WHAT TO PRODUCE — Every entry in the data that follows should come back exactly, pictures aside.

+---+

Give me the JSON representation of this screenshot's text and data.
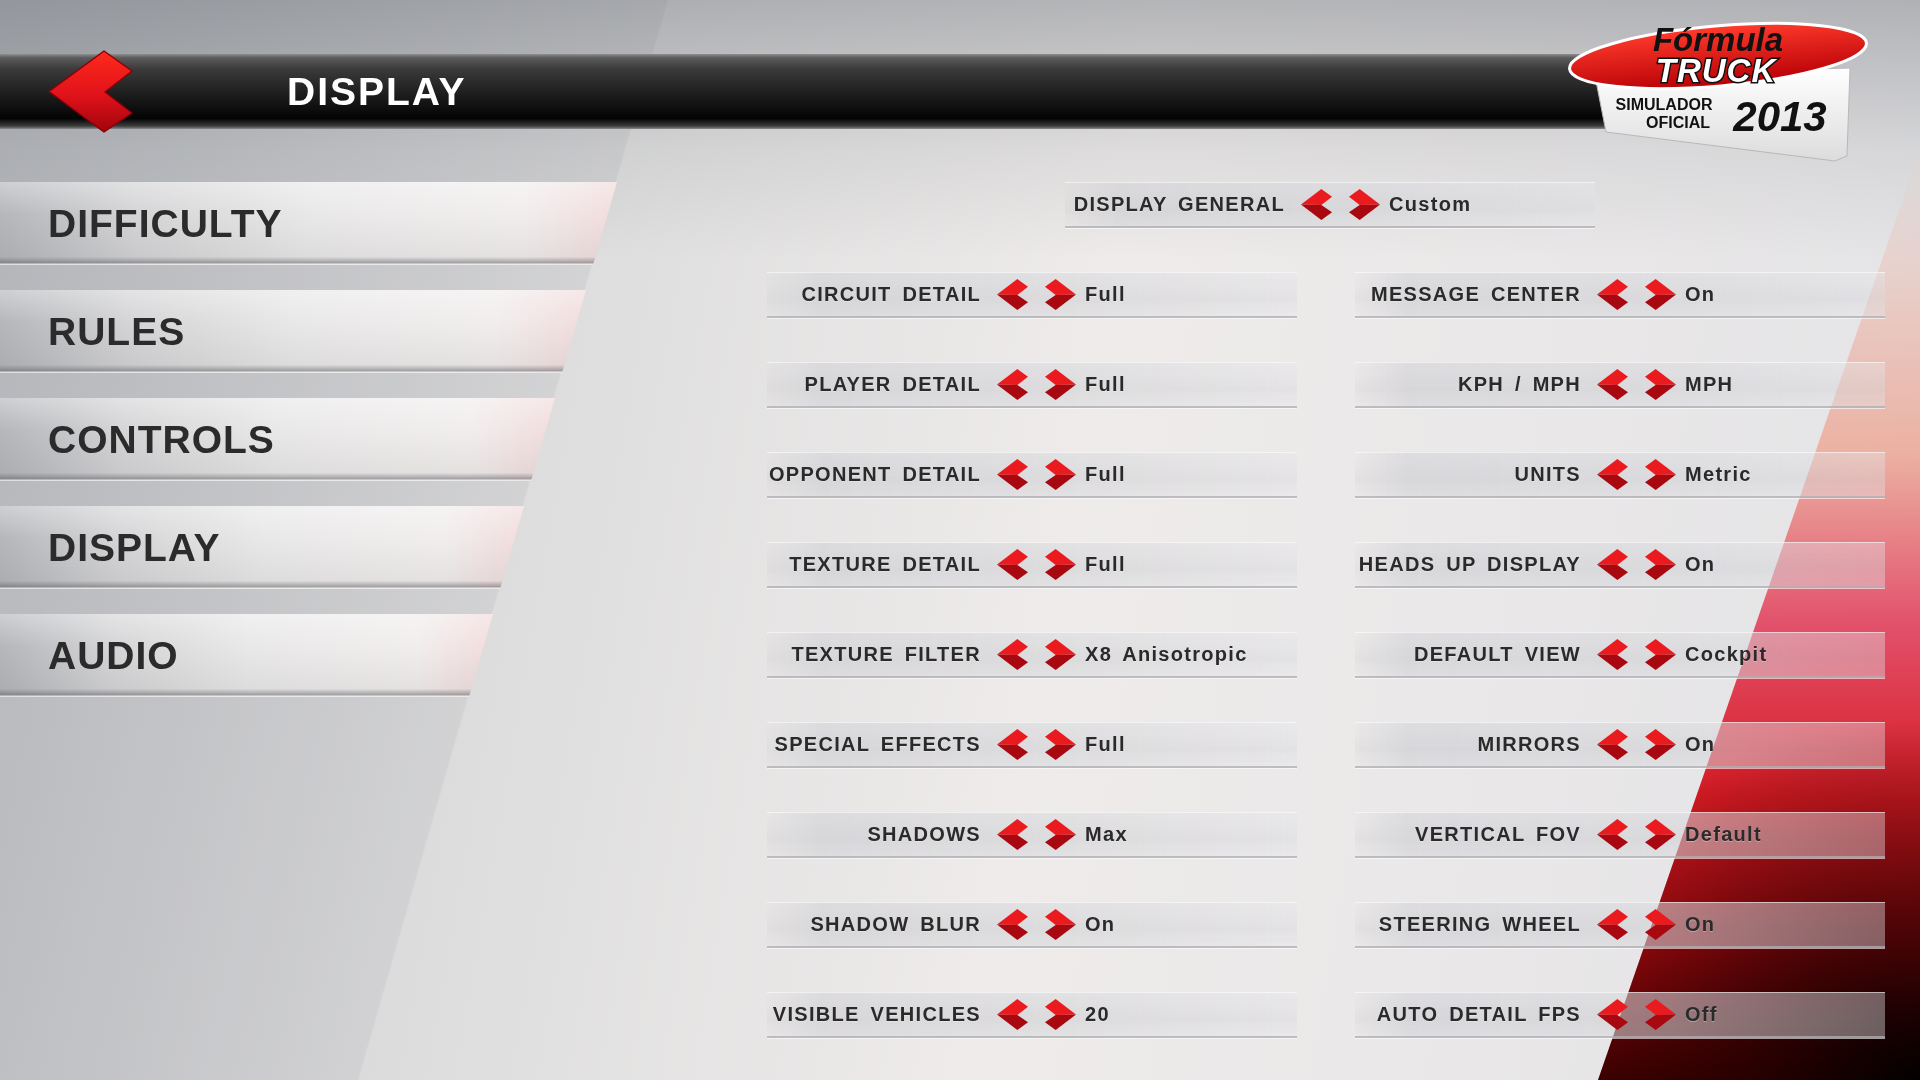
{
  "header": {
    "title": "DISPLAY"
  },
  "logo": {
    "wordmark": "Fórmula",
    "name": "TRUCK",
    "tagline": [
      "SIMULADOR",
      "OFICIAL"
    ],
    "year": "2013"
  },
  "sidebar": {
    "items": [
      {
        "label": "DIFFICULTY"
      },
      {
        "label": "RULES"
      },
      {
        "label": "CONTROLS"
      },
      {
        "label": "DISPLAY"
      },
      {
        "label": "AUDIO"
      }
    ]
  },
  "general": {
    "label": "DISPLAY GENERAL",
    "value": "Custom"
  },
  "settings_left": [
    {
      "label": "CIRCUIT DETAIL",
      "value": "Full"
    },
    {
      "label": "PLAYER DETAIL",
      "value": "Full"
    },
    {
      "label": "OPPONENT DETAIL",
      "value": "Full"
    },
    {
      "label": "TEXTURE DETAIL",
      "value": "Full"
    },
    {
      "label": "TEXTURE FILTER",
      "value": "X8 Anisotropic"
    },
    {
      "label": "SPECIAL EFFECTS",
      "value": "Full"
    },
    {
      "label": "SHADOWS",
      "value": "Max"
    },
    {
      "label": "SHADOW BLUR",
      "value": "On"
    },
    {
      "label": "VISIBLE VEHICLES",
      "value": "20"
    }
  ],
  "settings_right": [
    {
      "label": "MESSAGE CENTER",
      "value": "On"
    },
    {
      "label": "KPH / MPH",
      "value": "MPH"
    },
    {
      "label": "UNITS",
      "value": "Metric"
    },
    {
      "label": "HEADS UP DISPLAY",
      "value": "On"
    },
    {
      "label": "DEFAULT VIEW",
      "value": "Cockpit"
    },
    {
      "label": "MIRRORS",
      "value": "On"
    },
    {
      "label": "VERTICAL FOV",
      "value": "Default"
    },
    {
      "label": "STEERING WHEEL",
      "value": "On"
    },
    {
      "label": "AUTO DETAIL FPS",
      "value": "Off"
    }
  ]
}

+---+

YOUR SOLUTION —
Give me the JSON representation of this screenshot's text and data.
{
  "header": {
    "title": "DISPLAY"
  },
  "logo": {
    "wordmark": "Fórmula",
    "name": "TRUCK",
    "tagline": [
      "SIMULADOR",
      "OFICIAL"
    ],
    "year": "2013"
  },
  "sidebar": {
    "items": [
      {
        "label": "DIFFICULTY"
      },
      {
        "label": "RULES"
      },
      {
        "label": "CONTROLS"
      },
      {
        "label": "DISPLAY"
      },
      {
        "label": "AUDIO"
      }
    ]
  },
  "general": {
    "label": "DISPLAY GENERAL",
    "value": "Custom"
  },
  "settings_left": [
    {
      "label": "CIRCUIT DETAIL",
      "value": "Full"
    },
    {
      "label": "PLAYER DETAIL",
      "value": "Full"
    },
    {
      "label": "OPPONENT DETAIL",
      "value": "Full"
    },
    {
      "label": "TEXTURE DETAIL",
      "value": "Full"
    },
    {
      "label": "TEXTURE FILTER",
      "value": "X8 Anisotropic"
    },
    {
      "label": "SPECIAL EFFECTS",
      "value": "Full"
    },
    {
      "label": "SHADOWS",
      "value": "Max"
    },
    {
      "label": "SHADOW BLUR",
      "value": "On"
    },
    {
      "label": "VISIBLE VEHICLES",
      "value": "20"
    }
  ],
  "settings_right": [
    {
      "label": "MESSAGE CENTER",
      "value": "On"
    },
    {
      "label": "KPH / MPH",
      "value": "MPH"
    },
    {
      "label": "UNITS",
      "value": "Metric"
    },
    {
      "label": "HEADS UP DISPLAY",
      "value": "On"
    },
    {
      "label": "DEFAULT VIEW",
      "value": "Cockpit"
    },
    {
      "label": "MIRRORS",
      "value": "On"
    },
    {
      "label": "VERTICAL FOV",
      "value": "Default"
    },
    {
      "label": "STEERING WHEEL",
      "value": "On"
    },
    {
      "label": "AUTO DETAIL FPS",
      "value": "Off"
    }
  ]
}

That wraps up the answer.